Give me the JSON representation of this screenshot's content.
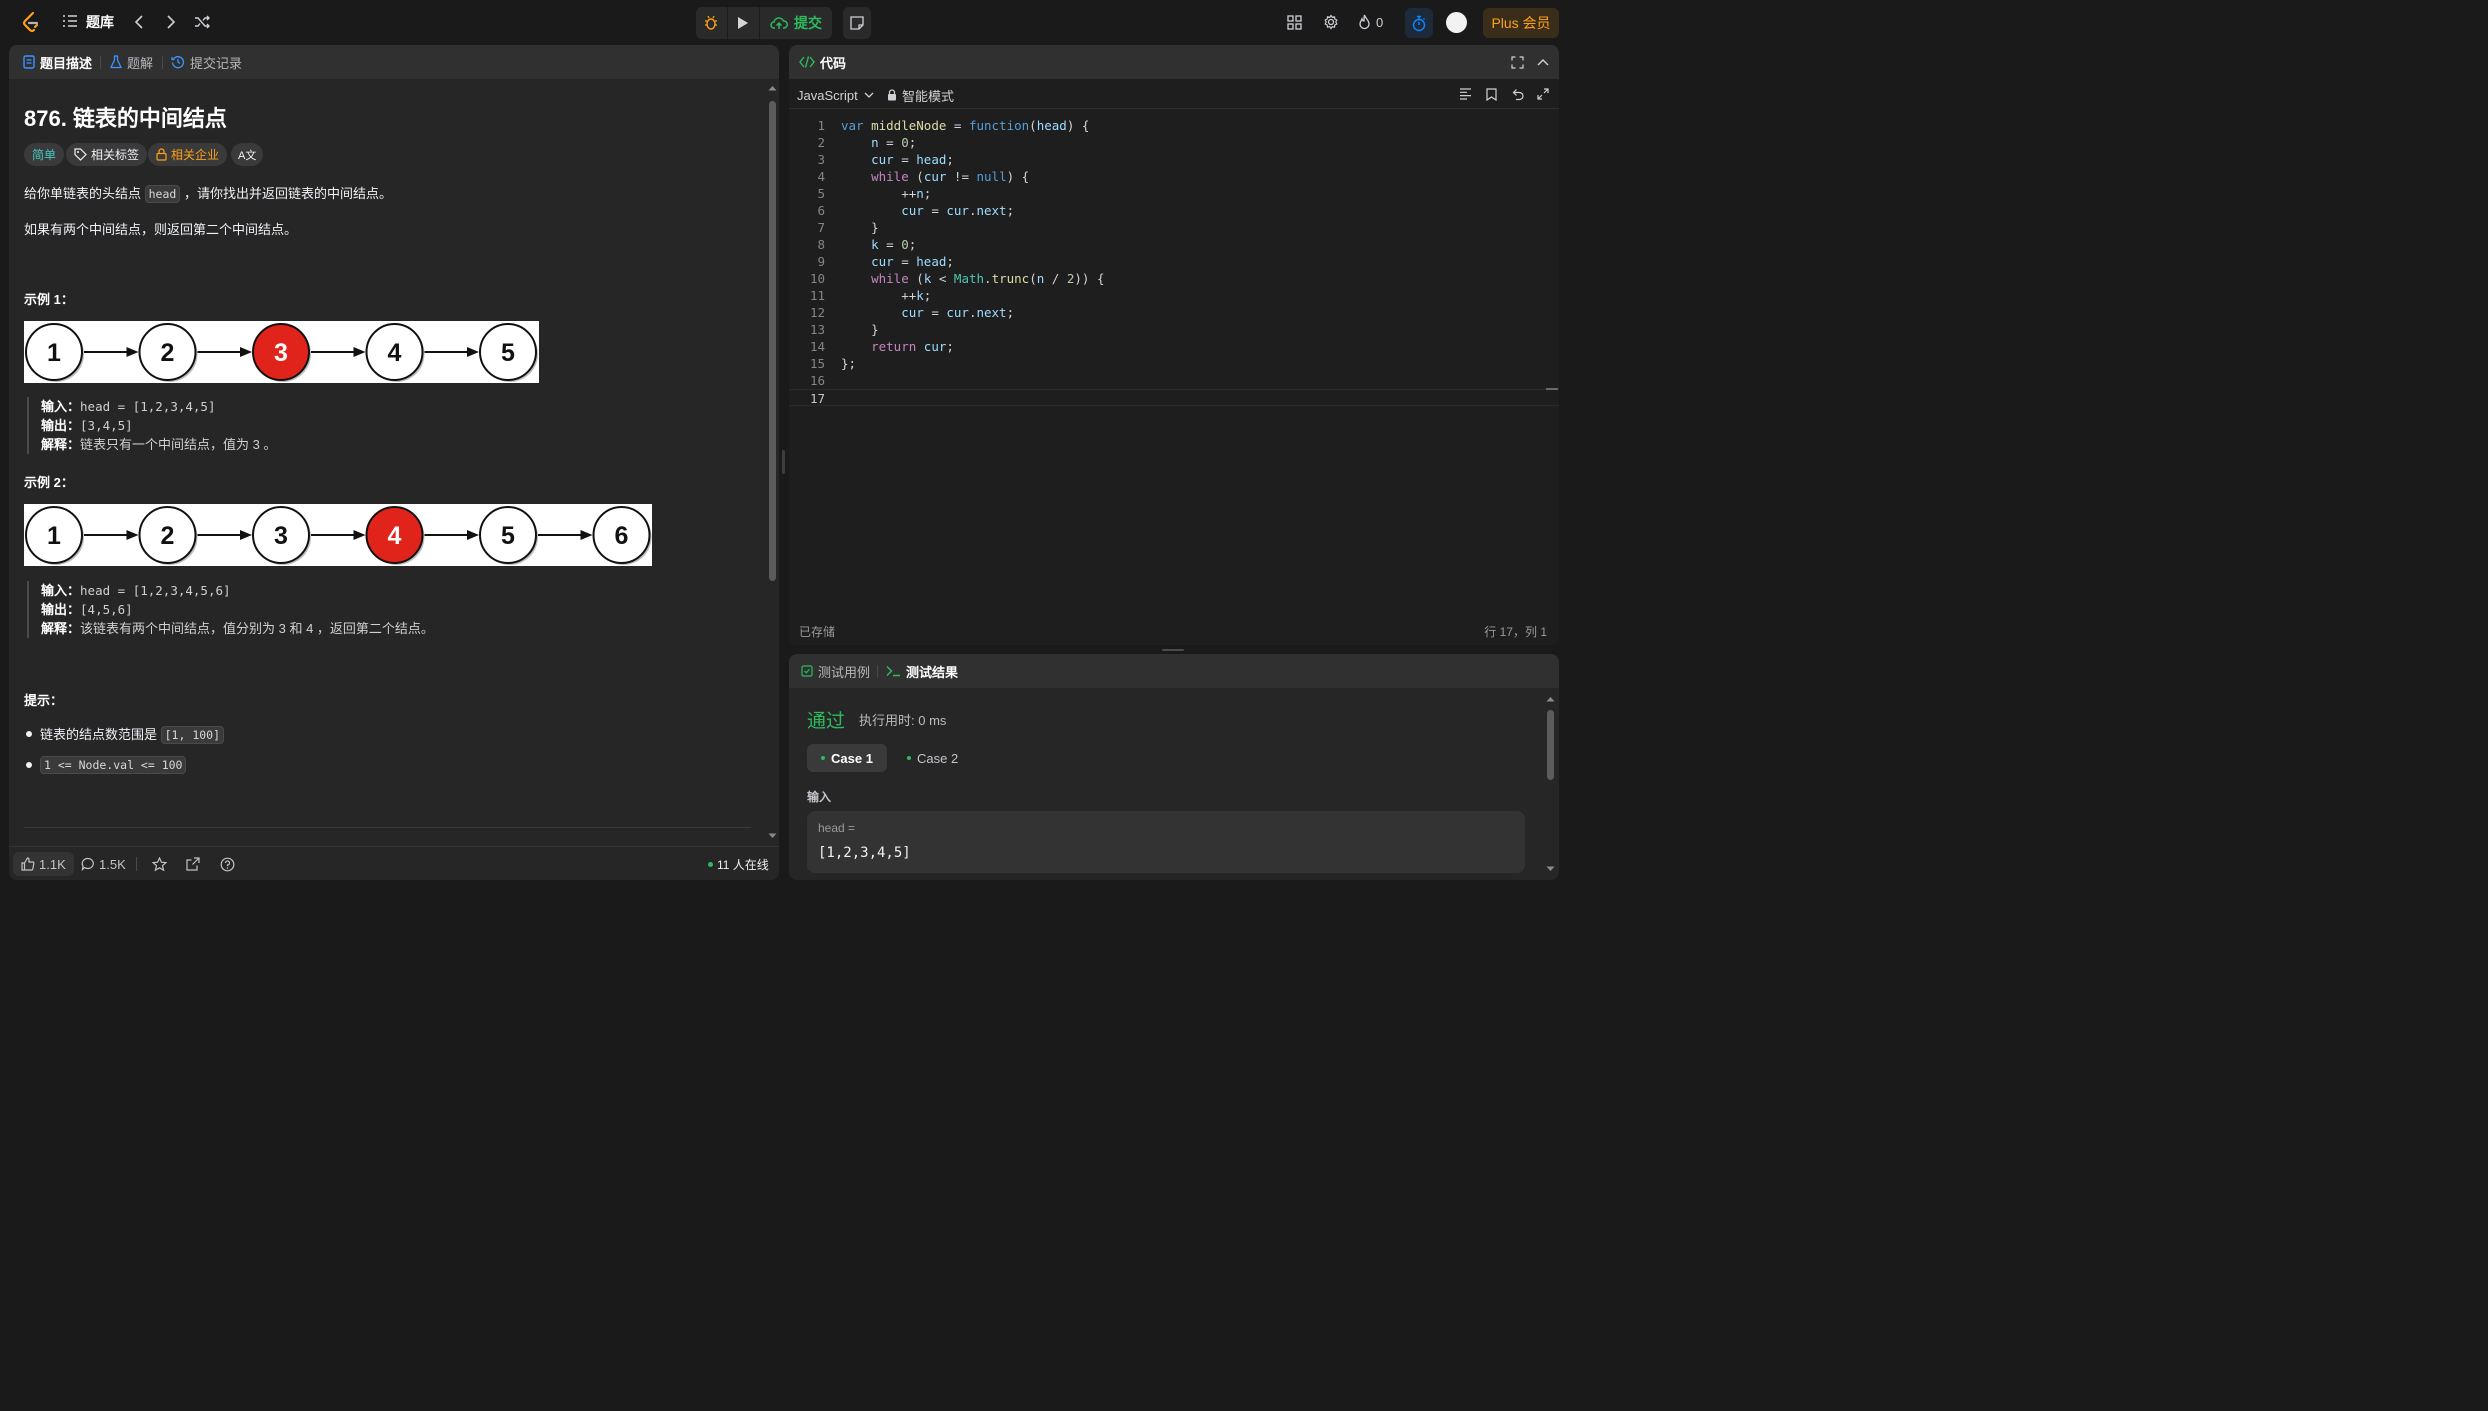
{
  "topbar": {
    "problem_bank": "题库",
    "submit": "提交",
    "streak": "0",
    "plus": "Plus 会员"
  },
  "left_tabs": [
    "题目描述",
    "题解",
    "提交记录"
  ],
  "problem": {
    "title": "876. 链表的中间结点",
    "tags": {
      "difficulty": "简单",
      "related_tags": "相关标签",
      "companies": "相关企业",
      "translate": "A文"
    },
    "desc_part1": "给你单链表的头结点 ",
    "desc_code": "head",
    "desc_part2": " ，请你找出并返回链表的中间结点。",
    "desc2": "如果有两个中间结点，则返回第二个中间结点。",
    "example1": {
      "heading": "示例 1：",
      "nodes": [
        "1",
        "2",
        "3",
        "4",
        "5"
      ],
      "highlight_index": 2,
      "input_label": "输入：",
      "input": "head = [1,2,3,4,5]",
      "output_label": "输出：",
      "output": "[3,4,5]",
      "expl_label": "解释：",
      "expl": "链表只有一个中间结点，值为 3 。"
    },
    "example2": {
      "heading": "示例 2：",
      "nodes": [
        "1",
        "2",
        "3",
        "4",
        "5",
        "6"
      ],
      "highlight_index": 3,
      "input_label": "输入：",
      "input": "head = [1,2,3,4,5,6]",
      "output_label": "输出：",
      "output": "[4,5,6]",
      "expl_label": "解释：",
      "expl": "该链表有两个中间结点，值分别为 3 和 4 ，返回第二个结点。"
    },
    "hints_heading": "提示：",
    "hint1_text": "链表的结点数范围是 ",
    "hint1_code": "[1, 100]",
    "hint2_code": "1 <= Node.val <= 100"
  },
  "left_footer": {
    "likes": "1.1K",
    "comments": "1.5K",
    "online": "11 人在线"
  },
  "code_panel": {
    "title": "代码",
    "language": "JavaScript",
    "mode": "智能模式",
    "saved": "已存储",
    "cursor": "行 17，列 1",
    "line_numbers": [
      "1",
      "2",
      "3",
      "4",
      "5",
      "6",
      "7",
      "8",
      "9",
      "10",
      "11",
      "12",
      "13",
      "14",
      "15",
      "16",
      "17"
    ]
  },
  "result_panel": {
    "tab_cases": "测试用例",
    "tab_result": "测试结果",
    "status": "通过",
    "runtime": "执行用时: 0 ms",
    "case1": "Case 1",
    "case2": "Case 2",
    "input_label": "输入",
    "param_name": "head =",
    "param_value": "[1,2,3,4,5]"
  },
  "colors": {
    "accent": "#ffa116",
    "pass": "#2cbb5d",
    "node_highlight": "#e0231b",
    "blue": "#0a84ff"
  }
}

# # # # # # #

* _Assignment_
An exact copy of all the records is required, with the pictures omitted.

* _Your solution_
Give me the JSON representation of this screenshot's content.
{
  "topbar": {
    "problem_bank": "题库",
    "submit": "提交",
    "streak": "0",
    "plus": "Plus 会员"
  },
  "left_tabs": [
    "题目描述",
    "题解",
    "提交记录"
  ],
  "problem": {
    "title": "876. 链表的中间结点",
    "tags": {
      "difficulty": "简单",
      "related_tags": "相关标签",
      "companies": "相关企业",
      "translate": "A文"
    },
    "desc_part1": "给你单链表的头结点 ",
    "desc_code": "head",
    "desc_part2": " ，请你找出并返回链表的中间结点。",
    "desc2": "如果有两个中间结点，则返回第二个中间结点。",
    "example1": {
      "heading": "示例 1：",
      "nodes": [
        "1",
        "2",
        "3",
        "4",
        "5"
      ],
      "highlight_index": 2,
      "input_label": "输入：",
      "input": "head = [1,2,3,4,5]",
      "output_label": "输出：",
      "output": "[3,4,5]",
      "expl_label": "解释：",
      "expl": "链表只有一个中间结点，值为 3 。"
    },
    "example2": {
      "heading": "示例 2：",
      "nodes": [
        "1",
        "2",
        "3",
        "4",
        "5",
        "6"
      ],
      "highlight_index": 3,
      "input_label": "输入：",
      "input": "head = [1,2,3,4,5,6]",
      "output_label": "输出：",
      "output": "[4,5,6]",
      "expl_label": "解释：",
      "expl": "该链表有两个中间结点，值分别为 3 和 4 ，返回第二个结点。"
    },
    "hints_heading": "提示：",
    "hint1_text": "链表的结点数范围是 ",
    "hint1_code": "[1, 100]",
    "hint2_code": "1 <= Node.val <= 100"
  },
  "left_footer": {
    "likes": "1.1K",
    "comments": "1.5K",
    "online": "11 人在线"
  },
  "code_panel": {
    "title": "代码",
    "language": "JavaScript",
    "mode": "智能模式",
    "saved": "已存储",
    "cursor": "行 17，列 1",
    "line_numbers": [
      "1",
      "2",
      "3",
      "4",
      "5",
      "6",
      "7",
      "8",
      "9",
      "10",
      "11",
      "12",
      "13",
      "14",
      "15",
      "16",
      "17"
    ]
  },
  "result_panel": {
    "tab_cases": "测试用例",
    "tab_result": "测试结果",
    "status": "通过",
    "runtime": "执行用时: 0 ms",
    "case1": "Case 1",
    "case2": "Case 2",
    "input_label": "输入",
    "param_name": "head =",
    "param_value": "[1,2,3,4,5]"
  },
  "colors": {
    "accent": "#ffa116",
    "pass": "#2cbb5d",
    "node_highlight": "#e0231b",
    "blue": "#0a84ff"
  }
}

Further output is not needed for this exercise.